_Directions for this task:_
All that is needed is each line of the entries holding the word "free", copied as it stands.

■ ■ ■ ■ ■ ■ ■

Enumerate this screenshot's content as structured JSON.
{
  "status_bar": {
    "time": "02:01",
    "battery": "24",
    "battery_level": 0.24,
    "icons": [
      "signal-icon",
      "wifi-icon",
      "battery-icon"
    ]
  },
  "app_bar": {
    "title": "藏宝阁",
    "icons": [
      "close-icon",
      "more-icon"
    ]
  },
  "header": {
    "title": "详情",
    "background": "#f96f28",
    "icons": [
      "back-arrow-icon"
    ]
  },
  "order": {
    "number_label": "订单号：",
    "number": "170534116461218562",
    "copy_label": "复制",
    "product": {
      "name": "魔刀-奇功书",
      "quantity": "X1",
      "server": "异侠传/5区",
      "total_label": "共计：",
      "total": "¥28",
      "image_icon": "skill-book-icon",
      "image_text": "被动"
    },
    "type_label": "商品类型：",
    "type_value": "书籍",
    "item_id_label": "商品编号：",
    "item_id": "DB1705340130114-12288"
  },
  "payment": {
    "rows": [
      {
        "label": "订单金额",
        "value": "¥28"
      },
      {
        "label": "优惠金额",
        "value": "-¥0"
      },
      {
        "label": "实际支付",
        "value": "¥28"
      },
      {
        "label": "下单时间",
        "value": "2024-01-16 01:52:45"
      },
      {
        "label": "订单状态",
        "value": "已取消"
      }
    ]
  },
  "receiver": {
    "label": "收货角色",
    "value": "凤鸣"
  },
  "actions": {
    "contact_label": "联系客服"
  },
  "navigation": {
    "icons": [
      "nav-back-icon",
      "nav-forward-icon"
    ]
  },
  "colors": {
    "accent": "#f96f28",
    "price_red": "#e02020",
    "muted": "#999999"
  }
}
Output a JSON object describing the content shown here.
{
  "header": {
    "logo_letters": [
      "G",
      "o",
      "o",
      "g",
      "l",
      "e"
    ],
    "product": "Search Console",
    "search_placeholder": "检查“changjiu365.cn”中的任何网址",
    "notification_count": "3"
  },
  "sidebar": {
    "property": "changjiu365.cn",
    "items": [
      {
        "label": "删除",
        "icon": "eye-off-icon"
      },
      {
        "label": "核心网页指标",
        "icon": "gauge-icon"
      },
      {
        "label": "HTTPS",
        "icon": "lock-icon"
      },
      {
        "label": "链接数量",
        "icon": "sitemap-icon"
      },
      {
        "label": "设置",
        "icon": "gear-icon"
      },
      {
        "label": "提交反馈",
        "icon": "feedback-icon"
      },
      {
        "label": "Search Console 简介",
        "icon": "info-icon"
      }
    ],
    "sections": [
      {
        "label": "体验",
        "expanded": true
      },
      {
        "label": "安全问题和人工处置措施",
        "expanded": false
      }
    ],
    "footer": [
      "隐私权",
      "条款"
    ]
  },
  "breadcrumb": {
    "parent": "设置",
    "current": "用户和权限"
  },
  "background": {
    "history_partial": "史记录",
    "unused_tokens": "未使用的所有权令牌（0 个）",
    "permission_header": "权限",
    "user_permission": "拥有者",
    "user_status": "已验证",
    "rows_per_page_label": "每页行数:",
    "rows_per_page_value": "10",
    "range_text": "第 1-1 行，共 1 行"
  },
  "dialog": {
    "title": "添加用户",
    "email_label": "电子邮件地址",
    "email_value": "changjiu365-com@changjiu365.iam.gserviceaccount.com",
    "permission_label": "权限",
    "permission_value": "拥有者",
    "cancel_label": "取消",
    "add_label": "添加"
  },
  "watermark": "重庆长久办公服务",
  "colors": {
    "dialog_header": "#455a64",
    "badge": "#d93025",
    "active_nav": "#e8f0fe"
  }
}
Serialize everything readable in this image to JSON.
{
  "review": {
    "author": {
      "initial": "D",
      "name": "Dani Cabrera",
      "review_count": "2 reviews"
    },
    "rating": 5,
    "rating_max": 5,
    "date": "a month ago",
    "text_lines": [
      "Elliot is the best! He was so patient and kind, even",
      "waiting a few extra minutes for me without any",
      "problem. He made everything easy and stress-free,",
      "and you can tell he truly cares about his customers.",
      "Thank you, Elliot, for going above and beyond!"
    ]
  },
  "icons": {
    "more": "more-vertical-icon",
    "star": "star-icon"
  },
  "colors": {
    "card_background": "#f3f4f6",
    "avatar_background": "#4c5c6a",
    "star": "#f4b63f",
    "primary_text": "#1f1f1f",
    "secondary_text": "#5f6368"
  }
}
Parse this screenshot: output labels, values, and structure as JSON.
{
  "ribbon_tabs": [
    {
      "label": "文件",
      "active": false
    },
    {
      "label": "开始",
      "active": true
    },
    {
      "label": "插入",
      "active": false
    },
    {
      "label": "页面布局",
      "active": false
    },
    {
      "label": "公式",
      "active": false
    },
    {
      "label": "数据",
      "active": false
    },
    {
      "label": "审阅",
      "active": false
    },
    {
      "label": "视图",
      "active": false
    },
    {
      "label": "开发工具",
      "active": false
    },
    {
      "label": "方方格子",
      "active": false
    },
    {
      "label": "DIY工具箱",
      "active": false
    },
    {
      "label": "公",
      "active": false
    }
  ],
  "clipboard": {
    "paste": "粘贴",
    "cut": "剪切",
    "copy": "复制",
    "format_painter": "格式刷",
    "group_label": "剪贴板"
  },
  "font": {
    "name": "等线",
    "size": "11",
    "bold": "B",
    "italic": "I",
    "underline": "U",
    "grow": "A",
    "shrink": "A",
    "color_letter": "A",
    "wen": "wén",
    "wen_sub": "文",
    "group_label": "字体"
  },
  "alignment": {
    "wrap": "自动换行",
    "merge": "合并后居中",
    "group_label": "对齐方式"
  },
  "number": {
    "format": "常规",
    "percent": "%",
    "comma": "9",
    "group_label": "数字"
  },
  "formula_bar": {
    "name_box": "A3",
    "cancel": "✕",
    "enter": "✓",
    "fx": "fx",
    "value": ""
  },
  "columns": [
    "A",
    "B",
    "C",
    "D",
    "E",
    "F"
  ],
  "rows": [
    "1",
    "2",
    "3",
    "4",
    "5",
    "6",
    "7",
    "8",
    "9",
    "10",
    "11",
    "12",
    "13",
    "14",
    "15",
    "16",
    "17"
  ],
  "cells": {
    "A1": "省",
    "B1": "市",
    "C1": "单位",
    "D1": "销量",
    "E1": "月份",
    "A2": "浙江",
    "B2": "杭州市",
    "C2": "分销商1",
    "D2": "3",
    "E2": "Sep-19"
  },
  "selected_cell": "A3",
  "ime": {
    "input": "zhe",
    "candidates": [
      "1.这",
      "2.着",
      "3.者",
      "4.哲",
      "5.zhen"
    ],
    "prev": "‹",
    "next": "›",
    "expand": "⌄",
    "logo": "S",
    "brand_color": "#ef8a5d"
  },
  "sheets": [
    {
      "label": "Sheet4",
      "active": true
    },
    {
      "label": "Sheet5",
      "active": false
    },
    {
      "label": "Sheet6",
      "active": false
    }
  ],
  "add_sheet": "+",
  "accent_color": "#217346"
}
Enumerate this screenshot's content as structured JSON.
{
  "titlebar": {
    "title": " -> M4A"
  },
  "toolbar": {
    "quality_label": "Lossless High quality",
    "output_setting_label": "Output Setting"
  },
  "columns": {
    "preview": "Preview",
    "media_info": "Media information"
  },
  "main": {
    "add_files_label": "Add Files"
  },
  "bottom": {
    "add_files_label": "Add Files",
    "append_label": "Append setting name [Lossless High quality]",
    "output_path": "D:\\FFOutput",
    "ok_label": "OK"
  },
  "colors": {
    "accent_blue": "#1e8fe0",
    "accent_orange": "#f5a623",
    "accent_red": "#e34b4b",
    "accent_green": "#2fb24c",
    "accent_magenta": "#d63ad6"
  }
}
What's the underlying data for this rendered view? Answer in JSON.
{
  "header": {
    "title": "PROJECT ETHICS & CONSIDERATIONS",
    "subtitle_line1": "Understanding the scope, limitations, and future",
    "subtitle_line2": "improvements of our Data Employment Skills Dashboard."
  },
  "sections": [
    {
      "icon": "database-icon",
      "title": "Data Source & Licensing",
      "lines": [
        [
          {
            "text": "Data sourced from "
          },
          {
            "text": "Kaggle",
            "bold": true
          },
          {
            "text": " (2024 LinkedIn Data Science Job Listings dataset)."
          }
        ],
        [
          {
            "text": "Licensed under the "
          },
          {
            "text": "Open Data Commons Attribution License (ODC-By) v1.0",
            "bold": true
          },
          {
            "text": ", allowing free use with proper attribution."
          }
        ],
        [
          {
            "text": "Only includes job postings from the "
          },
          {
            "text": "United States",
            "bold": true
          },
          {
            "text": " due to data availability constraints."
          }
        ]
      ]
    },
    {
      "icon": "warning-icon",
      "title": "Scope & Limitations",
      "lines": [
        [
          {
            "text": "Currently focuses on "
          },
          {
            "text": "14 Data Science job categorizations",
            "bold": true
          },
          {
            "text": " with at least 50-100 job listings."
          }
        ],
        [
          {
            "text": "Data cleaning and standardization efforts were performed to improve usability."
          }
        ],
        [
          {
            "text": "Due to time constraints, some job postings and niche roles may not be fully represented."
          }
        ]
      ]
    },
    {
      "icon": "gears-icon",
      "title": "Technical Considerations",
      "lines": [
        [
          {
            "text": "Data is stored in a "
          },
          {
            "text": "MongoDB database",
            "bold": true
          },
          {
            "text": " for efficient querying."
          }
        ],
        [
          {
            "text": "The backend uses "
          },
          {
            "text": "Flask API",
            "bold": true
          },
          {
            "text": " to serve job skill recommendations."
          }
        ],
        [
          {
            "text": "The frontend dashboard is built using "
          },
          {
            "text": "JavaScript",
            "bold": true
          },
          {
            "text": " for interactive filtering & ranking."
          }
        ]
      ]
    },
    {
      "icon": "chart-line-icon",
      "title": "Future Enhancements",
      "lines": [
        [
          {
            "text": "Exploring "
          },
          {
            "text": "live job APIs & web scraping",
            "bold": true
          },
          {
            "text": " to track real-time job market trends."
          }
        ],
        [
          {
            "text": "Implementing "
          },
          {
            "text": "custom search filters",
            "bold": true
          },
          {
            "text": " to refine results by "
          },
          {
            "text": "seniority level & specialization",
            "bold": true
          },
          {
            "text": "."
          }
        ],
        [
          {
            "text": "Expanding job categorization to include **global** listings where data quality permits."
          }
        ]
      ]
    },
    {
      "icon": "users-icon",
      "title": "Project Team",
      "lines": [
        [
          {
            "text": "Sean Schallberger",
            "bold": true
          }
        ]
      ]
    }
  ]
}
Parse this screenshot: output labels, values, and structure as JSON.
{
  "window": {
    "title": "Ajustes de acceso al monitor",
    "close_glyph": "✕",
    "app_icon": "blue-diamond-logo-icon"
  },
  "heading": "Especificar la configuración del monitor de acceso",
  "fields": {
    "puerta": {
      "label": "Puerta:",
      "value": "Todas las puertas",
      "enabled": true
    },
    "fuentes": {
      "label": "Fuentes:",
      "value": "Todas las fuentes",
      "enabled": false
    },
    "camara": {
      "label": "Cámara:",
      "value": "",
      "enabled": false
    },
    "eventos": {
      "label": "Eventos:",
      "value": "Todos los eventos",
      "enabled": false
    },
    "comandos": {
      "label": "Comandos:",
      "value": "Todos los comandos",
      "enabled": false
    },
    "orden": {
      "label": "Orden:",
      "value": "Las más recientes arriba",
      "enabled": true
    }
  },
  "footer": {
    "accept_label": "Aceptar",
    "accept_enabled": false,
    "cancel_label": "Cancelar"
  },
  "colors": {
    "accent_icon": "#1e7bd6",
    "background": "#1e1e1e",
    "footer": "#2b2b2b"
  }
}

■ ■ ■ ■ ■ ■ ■

_Written response:_
      "problem. He made everything easy and stress-free,",
            "text": ", allowing free use with proper attribution."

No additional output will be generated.